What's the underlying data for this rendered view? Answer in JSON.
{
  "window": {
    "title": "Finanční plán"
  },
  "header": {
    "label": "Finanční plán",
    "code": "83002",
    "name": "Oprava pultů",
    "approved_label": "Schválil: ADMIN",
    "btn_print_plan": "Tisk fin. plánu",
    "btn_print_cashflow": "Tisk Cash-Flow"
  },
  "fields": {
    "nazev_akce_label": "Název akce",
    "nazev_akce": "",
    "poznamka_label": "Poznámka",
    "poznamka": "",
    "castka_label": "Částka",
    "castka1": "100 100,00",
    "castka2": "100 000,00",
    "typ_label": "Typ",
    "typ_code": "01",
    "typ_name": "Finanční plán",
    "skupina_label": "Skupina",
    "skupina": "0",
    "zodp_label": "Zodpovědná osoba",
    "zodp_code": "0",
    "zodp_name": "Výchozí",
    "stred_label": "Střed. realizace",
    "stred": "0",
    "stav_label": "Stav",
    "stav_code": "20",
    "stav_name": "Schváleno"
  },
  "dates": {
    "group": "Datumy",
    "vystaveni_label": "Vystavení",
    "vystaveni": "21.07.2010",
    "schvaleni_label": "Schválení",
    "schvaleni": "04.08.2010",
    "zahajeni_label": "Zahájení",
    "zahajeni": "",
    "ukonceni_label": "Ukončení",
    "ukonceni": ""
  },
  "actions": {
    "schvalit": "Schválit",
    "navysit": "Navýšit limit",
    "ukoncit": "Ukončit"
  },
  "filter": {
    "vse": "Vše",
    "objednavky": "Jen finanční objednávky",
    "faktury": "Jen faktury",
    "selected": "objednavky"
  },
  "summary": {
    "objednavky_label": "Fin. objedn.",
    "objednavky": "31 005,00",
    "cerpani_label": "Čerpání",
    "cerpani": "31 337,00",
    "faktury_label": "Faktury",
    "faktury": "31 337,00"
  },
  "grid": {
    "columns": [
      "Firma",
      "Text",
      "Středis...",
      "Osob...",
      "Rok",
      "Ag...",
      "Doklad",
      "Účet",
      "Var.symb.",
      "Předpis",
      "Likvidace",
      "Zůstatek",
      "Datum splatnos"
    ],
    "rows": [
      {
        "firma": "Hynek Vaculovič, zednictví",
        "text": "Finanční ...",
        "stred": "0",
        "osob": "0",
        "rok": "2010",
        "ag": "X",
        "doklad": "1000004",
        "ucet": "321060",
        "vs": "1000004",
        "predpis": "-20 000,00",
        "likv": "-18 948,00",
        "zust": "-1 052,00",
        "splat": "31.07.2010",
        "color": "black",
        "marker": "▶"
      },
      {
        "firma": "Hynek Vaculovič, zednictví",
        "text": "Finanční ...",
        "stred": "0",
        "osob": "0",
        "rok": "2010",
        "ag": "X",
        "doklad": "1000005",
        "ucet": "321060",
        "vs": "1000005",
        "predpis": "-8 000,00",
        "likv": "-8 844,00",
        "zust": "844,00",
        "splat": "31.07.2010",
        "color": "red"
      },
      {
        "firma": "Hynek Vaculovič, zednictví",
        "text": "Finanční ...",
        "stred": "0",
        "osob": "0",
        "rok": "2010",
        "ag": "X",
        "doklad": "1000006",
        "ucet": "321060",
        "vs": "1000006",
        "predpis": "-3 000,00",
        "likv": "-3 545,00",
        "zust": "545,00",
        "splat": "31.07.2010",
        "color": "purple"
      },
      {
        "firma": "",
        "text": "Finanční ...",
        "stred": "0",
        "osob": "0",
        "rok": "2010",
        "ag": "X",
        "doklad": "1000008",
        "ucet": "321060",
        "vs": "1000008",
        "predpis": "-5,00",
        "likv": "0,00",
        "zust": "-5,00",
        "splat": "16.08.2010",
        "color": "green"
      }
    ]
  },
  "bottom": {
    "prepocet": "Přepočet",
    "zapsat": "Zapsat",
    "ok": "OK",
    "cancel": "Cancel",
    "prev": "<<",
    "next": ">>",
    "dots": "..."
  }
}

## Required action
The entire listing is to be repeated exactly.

## Completed exercise
What's the underlying data for this rendered view? Answer in JSON.
{
  "window": {
    "title": "Finanční plán"
  },
  "header": {
    "label": "Finanční plán",
    "code": "83002",
    "name": "Oprava pultů",
    "approved_label": "Schválil: ADMIN",
    "btn_print_plan": "Tisk fin. plánu",
    "btn_print_cashflow": "Tisk Cash-Flow"
  },
  "fields": {
    "nazev_akce_label": "Název akce",
    "nazev_akce": "",
    "poznamka_label": "Poznámka",
    "poznamka": "",
    "castka_label": "Částka",
    "castka1": "100 100,00",
    "castka2": "100 000,00",
    "typ_label": "Typ",
    "typ_code": "01",
    "typ_name": "Finanční plán",
    "skupina_label": "Skupina",
    "skupina": "0",
    "zodp_label": "Zodpovědná osoba",
    "zodp_code": "0",
    "zodp_name": "Výchozí",
    "stred_label": "Střed. realizace",
    "stred": "0",
    "stav_label": "Stav",
    "stav_code": "20",
    "stav_name": "Schváleno"
  },
  "dates": {
    "group": "Datumy",
    "vystaveni_label": "Vystavení",
    "vystaveni": "21.07.2010",
    "schvaleni_label": "Schválení",
    "schvaleni": "04.08.2010",
    "zahajeni_label": "Zahájení",
    "zahajeni": "",
    "ukonceni_label": "Ukončení",
    "ukonceni": ""
  },
  "actions": {
    "schvalit": "Schválit",
    "navysit": "Navýšit limit",
    "ukoncit": "Ukončit"
  },
  "filter": {
    "vse": "Vše",
    "objednavky": "Jen finanční objednávky",
    "faktury": "Jen faktury",
    "selected": "objednavky"
  },
  "summary": {
    "objednavky_label": "Fin. objedn.",
    "objednavky": "31 005,00",
    "cerpani_label": "Čerpání",
    "cerpani": "31 337,00",
    "faktury_label": "Faktury",
    "faktury": "31 337,00"
  },
  "grid": {
    "columns": [
      "Firma",
      "Text",
      "Středis...",
      "Osob...",
      "Rok",
      "Ag...",
      "Doklad",
      "Účet",
      "Var.symb.",
      "Předpis",
      "Likvidace",
      "Zůstatek",
      "Datum splatnos"
    ],
    "rows": [
      {
        "firma": "Hynek Vaculovič, zednictví",
        "text": "Finanční ...",
        "stred": "0",
        "osob": "0",
        "rok": "2010",
        "ag": "X",
        "doklad": "1000004",
        "ucet": "321060",
        "vs": "1000004",
        "predpis": "-20 000,00",
        "likv": "-18 948,00",
        "zust": "-1 052,00",
        "splat": "31.07.2010",
        "color": "black",
        "marker": "▶"
      },
      {
        "firma": "Hynek Vaculovič, zednictví",
        "text": "Finanční ...",
        "stred": "0",
        "osob": "0",
        "rok": "2010",
        "ag": "X",
        "doklad": "1000005",
        "ucet": "321060",
        "vs": "1000005",
        "predpis": "-8 000,00",
        "likv": "-8 844,00",
        "zust": "844,00",
        "splat": "31.07.2010",
        "color": "red"
      },
      {
        "firma": "Hynek Vaculovič, zednictví",
        "text": "Finanční ...",
        "stred": "0",
        "osob": "0",
        "rok": "2010",
        "ag": "X",
        "doklad": "1000006",
        "ucet": "321060",
        "vs": "1000006",
        "predpis": "-3 000,00",
        "likv": "-3 545,00",
        "zust": "545,00",
        "splat": "31.07.2010",
        "color": "purple"
      },
      {
        "firma": "",
        "text": "Finanční ...",
        "stred": "0",
        "osob": "0",
        "rok": "2010",
        "ag": "X",
        "doklad": "1000008",
        "ucet": "321060",
        "vs": "1000008",
        "predpis": "-5,00",
        "likv": "0,00",
        "zust": "-5,00",
        "splat": "16.08.2010",
        "color": "green"
      }
    ]
  },
  "bottom": {
    "prepocet": "Přepočet",
    "zapsat": "Zapsat",
    "ok": "OK",
    "cancel": "Cancel",
    "prev": "<<",
    "next": ">>",
    "dots": "..."
  }
}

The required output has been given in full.